The teen years are a time of enormous growth, both emotional and physical. The growing teen body needs nutrients and energy-rich foods to develop and function properly. Healthy diet habits established during the teen years can form the foundation for a healthful adult life.
Find and Maintain a Healthy Weight
Before commencing any diet plan, talk to your doctor about finding a weight that is healthy and comfortable for you. You might need to lose weight or put on additional pounds, but consult a professional before attempting to make this decision on your own.
Let the Pyramid Be Your Guide
To learn what to eat, examine the food guide pyramid for growing teens. Get plenty of whole grains, leafy vegetables and fresh fruits in your diet, and consume meat, dairy and sweets in moderation. The purpose of the pyramid is to emphasise the nutritional content some foods have compared with others; on this basis, it steers you toward healthful choices.
No one wants to eat the same thing over and over again. Incorporate a variety of healthful foods into your diet, and don't be afraid to try new things. Eating a variety also increases the chance that you are getting the diverse nutrients you need.
Educate on Eating Disorders

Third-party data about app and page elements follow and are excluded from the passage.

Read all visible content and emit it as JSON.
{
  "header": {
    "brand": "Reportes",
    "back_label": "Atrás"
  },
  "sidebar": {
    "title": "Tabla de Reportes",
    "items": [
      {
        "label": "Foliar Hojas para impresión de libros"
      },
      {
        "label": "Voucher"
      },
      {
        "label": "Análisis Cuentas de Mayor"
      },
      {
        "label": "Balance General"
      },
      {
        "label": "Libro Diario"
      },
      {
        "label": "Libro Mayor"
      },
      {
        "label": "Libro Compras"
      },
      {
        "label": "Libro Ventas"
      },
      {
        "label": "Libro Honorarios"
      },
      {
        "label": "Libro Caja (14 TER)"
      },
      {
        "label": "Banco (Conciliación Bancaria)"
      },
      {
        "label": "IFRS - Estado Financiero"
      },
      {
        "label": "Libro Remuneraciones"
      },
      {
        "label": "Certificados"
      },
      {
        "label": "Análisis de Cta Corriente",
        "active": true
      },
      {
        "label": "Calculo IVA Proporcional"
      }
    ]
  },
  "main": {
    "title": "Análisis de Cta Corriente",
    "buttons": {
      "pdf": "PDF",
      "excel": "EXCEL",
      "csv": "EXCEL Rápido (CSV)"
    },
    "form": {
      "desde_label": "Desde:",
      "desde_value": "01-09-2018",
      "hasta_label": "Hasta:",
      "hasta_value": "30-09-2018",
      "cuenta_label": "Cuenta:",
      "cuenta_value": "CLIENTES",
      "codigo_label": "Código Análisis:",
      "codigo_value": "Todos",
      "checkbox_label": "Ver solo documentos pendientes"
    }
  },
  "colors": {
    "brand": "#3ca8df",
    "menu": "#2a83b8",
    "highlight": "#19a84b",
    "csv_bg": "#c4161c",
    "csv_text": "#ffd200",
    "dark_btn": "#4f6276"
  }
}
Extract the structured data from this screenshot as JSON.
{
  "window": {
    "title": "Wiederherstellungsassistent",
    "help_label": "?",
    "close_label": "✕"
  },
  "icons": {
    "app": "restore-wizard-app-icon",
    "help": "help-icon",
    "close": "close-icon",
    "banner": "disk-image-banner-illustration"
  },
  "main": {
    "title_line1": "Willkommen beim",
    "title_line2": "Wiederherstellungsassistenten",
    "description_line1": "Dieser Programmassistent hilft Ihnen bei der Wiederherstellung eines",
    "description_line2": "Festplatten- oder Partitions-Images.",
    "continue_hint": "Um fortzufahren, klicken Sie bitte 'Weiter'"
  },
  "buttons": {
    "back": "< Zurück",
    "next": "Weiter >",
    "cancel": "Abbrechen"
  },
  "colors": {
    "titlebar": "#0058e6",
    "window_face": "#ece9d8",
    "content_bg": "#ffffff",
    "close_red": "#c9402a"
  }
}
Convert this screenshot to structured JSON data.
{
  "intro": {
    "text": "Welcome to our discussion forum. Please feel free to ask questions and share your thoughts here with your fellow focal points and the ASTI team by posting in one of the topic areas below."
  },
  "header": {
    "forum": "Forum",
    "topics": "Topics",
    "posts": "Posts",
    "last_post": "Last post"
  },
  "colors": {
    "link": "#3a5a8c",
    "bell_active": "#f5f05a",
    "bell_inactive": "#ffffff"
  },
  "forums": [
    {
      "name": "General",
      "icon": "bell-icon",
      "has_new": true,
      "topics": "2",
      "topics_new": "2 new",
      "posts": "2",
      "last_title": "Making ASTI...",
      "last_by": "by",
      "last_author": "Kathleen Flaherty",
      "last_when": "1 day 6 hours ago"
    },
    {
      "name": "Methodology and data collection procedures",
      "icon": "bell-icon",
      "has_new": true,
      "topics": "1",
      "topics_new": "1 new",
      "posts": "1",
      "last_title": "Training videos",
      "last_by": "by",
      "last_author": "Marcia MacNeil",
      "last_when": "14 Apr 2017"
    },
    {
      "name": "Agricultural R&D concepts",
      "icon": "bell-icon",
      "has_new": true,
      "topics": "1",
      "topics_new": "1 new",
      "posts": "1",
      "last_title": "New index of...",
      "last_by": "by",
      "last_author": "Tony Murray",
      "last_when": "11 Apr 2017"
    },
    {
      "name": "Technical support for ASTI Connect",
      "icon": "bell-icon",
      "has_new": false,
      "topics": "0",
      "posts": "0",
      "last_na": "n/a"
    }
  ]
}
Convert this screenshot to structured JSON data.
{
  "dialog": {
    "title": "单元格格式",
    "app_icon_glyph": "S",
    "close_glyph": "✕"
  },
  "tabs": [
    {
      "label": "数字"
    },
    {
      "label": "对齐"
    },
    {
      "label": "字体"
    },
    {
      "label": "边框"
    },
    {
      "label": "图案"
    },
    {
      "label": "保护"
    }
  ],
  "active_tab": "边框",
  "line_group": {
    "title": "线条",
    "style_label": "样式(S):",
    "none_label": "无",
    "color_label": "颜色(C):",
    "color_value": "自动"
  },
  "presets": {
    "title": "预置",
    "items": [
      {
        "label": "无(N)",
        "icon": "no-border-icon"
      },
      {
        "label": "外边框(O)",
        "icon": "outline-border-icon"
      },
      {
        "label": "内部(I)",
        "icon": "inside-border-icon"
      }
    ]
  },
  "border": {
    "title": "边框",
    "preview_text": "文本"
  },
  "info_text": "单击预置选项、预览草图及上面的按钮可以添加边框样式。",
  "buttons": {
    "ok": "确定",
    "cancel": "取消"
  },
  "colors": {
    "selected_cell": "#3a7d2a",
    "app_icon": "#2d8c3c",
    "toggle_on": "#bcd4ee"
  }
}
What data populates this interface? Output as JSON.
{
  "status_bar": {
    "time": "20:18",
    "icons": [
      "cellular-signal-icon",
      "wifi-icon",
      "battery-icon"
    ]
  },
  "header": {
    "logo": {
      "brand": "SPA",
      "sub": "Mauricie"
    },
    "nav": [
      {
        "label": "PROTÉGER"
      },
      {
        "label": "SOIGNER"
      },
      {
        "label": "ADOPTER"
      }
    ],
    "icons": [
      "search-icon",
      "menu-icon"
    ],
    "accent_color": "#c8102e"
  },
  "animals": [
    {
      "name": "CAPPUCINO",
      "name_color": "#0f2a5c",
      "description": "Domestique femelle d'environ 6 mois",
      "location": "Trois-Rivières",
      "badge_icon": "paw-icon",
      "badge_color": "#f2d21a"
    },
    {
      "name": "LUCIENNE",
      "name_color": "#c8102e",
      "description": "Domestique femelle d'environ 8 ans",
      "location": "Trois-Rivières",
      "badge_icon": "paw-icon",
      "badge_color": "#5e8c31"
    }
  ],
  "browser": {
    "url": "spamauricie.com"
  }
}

The majority of adults with eating disorders first exhibited symptoms during their teen years. People are more appearance-conscious in their teens than at any other time in their development, making them particularly susceptible to eating disorders such as anorexia nervosa and bulimia. Anorexia is characterised by a refusal to maintain a healthy body weight, and bulimics exhibit binge eating followed by purging. Teens should pay attention to the motivations behind what they eat and choose foods for health, not for weight.
The word "diet" in our culture has come to signify a manner of eating designed to lose a large amount of weight in a short amount of time. Because of their faddish nature, diets do not work. The majority of people who lose weight on a diet end up gaining it back --- and then some. Diets have no place in a healthy teen diet. Focus instead on long-term, healthy changes in what you eat.
Be Smart About Alcohol
Even though the legal drinking age in all U.S. states is 21, almost 80 per cent of high school students have tried alcohol, reports the Kids Health website, citing the National Center on Addiction and Substance Abuse statistics. Teens who drink are more likely to experience weight gain and future health problems, such as liver, brain and heart damage.